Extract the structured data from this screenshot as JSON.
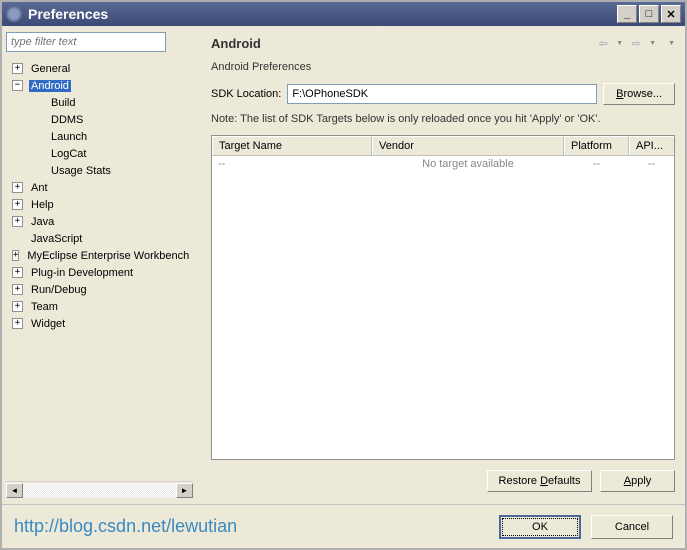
{
  "titlebar": {
    "title": "Preferences"
  },
  "filter": {
    "placeholder": "type filter text"
  },
  "tree": {
    "items": [
      {
        "label": "General",
        "expandable": true,
        "expanded": false,
        "indent": 0,
        "selected": false
      },
      {
        "label": "Android",
        "expandable": true,
        "expanded": true,
        "indent": 0,
        "selected": true
      },
      {
        "label": "Build",
        "expandable": false,
        "indent": 1,
        "selected": false
      },
      {
        "label": "DDMS",
        "expandable": false,
        "indent": 1,
        "selected": false
      },
      {
        "label": "Launch",
        "expandable": false,
        "indent": 1,
        "selected": false
      },
      {
        "label": "LogCat",
        "expandable": false,
        "indent": 1,
        "selected": false
      },
      {
        "label": "Usage Stats",
        "expandable": false,
        "indent": 1,
        "selected": false
      },
      {
        "label": "Ant",
        "expandable": true,
        "expanded": false,
        "indent": 0,
        "selected": false
      },
      {
        "label": "Help",
        "expandable": true,
        "expanded": false,
        "indent": 0,
        "selected": false
      },
      {
        "label": "Java",
        "expandable": true,
        "expanded": false,
        "indent": 0,
        "selected": false
      },
      {
        "label": "JavaScript",
        "expandable": false,
        "indent": 0,
        "selected": false
      },
      {
        "label": "MyEclipse Enterprise Workbench",
        "expandable": true,
        "expanded": false,
        "indent": 0,
        "selected": false
      },
      {
        "label": "Plug-in Development",
        "expandable": true,
        "expanded": false,
        "indent": 0,
        "selected": false
      },
      {
        "label": "Run/Debug",
        "expandable": true,
        "expanded": false,
        "indent": 0,
        "selected": false
      },
      {
        "label": "Team",
        "expandable": true,
        "expanded": false,
        "indent": 0,
        "selected": false
      },
      {
        "label": "Widget",
        "expandable": true,
        "expanded": false,
        "indent": 0,
        "selected": false
      }
    ]
  },
  "page": {
    "title": "Android",
    "section": "Android Preferences",
    "sdk_label": "SDK Location:",
    "sdk_value": "F:\\OPhoneSDK",
    "browse": "Browse...",
    "note": "Note: The list of SDK Targets below is only reloaded once you hit 'Apply' or 'OK'."
  },
  "table": {
    "headers": {
      "target": "Target Name",
      "vendor": "Vendor",
      "platform": "Platform",
      "api": "API..."
    },
    "rows": [
      {
        "target": "--",
        "vendor": "No target available",
        "platform": "--",
        "api": "--"
      }
    ]
  },
  "buttons": {
    "restore": "Restore Defaults",
    "apply": "Apply",
    "ok": "OK",
    "cancel": "Cancel"
  },
  "watermark": "http://blog.csdn.net/lewutian"
}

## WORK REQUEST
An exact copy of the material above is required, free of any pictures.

## ANSWER FOR THIS EXERCISE
Extract the structured data from this screenshot as JSON.
{
  "titlebar": {
    "title": "Preferences"
  },
  "filter": {
    "placeholder": "type filter text"
  },
  "tree": {
    "items": [
      {
        "label": "General",
        "expandable": true,
        "expanded": false,
        "indent": 0,
        "selected": false
      },
      {
        "label": "Android",
        "expandable": true,
        "expanded": true,
        "indent": 0,
        "selected": true
      },
      {
        "label": "Build",
        "expandable": false,
        "indent": 1,
        "selected": false
      },
      {
        "label": "DDMS",
        "expandable": false,
        "indent": 1,
        "selected": false
      },
      {
        "label": "Launch",
        "expandable": false,
        "indent": 1,
        "selected": false
      },
      {
        "label": "LogCat",
        "expandable": false,
        "indent": 1,
        "selected": false
      },
      {
        "label": "Usage Stats",
        "expandable": false,
        "indent": 1,
        "selected": false
      },
      {
        "label": "Ant",
        "expandable": true,
        "expanded": false,
        "indent": 0,
        "selected": false
      },
      {
        "label": "Help",
        "expandable": true,
        "expanded": false,
        "indent": 0,
        "selected": false
      },
      {
        "label": "Java",
        "expandable": true,
        "expanded": false,
        "indent": 0,
        "selected": false
      },
      {
        "label": "JavaScript",
        "expandable": false,
        "indent": 0,
        "selected": false
      },
      {
        "label": "MyEclipse Enterprise Workbench",
        "expandable": true,
        "expanded": false,
        "indent": 0,
        "selected": false
      },
      {
        "label": "Plug-in Development",
        "expandable": true,
        "expanded": false,
        "indent": 0,
        "selected": false
      },
      {
        "label": "Run/Debug",
        "expandable": true,
        "expanded": false,
        "indent": 0,
        "selected": false
      },
      {
        "label": "Team",
        "expandable": true,
        "expanded": false,
        "indent": 0,
        "selected": false
      },
      {
        "label": "Widget",
        "expandable": true,
        "expanded": false,
        "indent": 0,
        "selected": false
      }
    ]
  },
  "page": {
    "title": "Android",
    "section": "Android Preferences",
    "sdk_label": "SDK Location:",
    "sdk_value": "F:\\OPhoneSDK",
    "browse": "Browse...",
    "note": "Note: The list of SDK Targets below is only reloaded once you hit 'Apply' or 'OK'."
  },
  "table": {
    "headers": {
      "target": "Target Name",
      "vendor": "Vendor",
      "platform": "Platform",
      "api": "API..."
    },
    "rows": [
      {
        "target": "--",
        "vendor": "No target available",
        "platform": "--",
        "api": "--"
      }
    ]
  },
  "buttons": {
    "restore": "Restore Defaults",
    "apply": "Apply",
    "ok": "OK",
    "cancel": "Cancel"
  },
  "watermark": "http://blog.csdn.net/lewutian"
}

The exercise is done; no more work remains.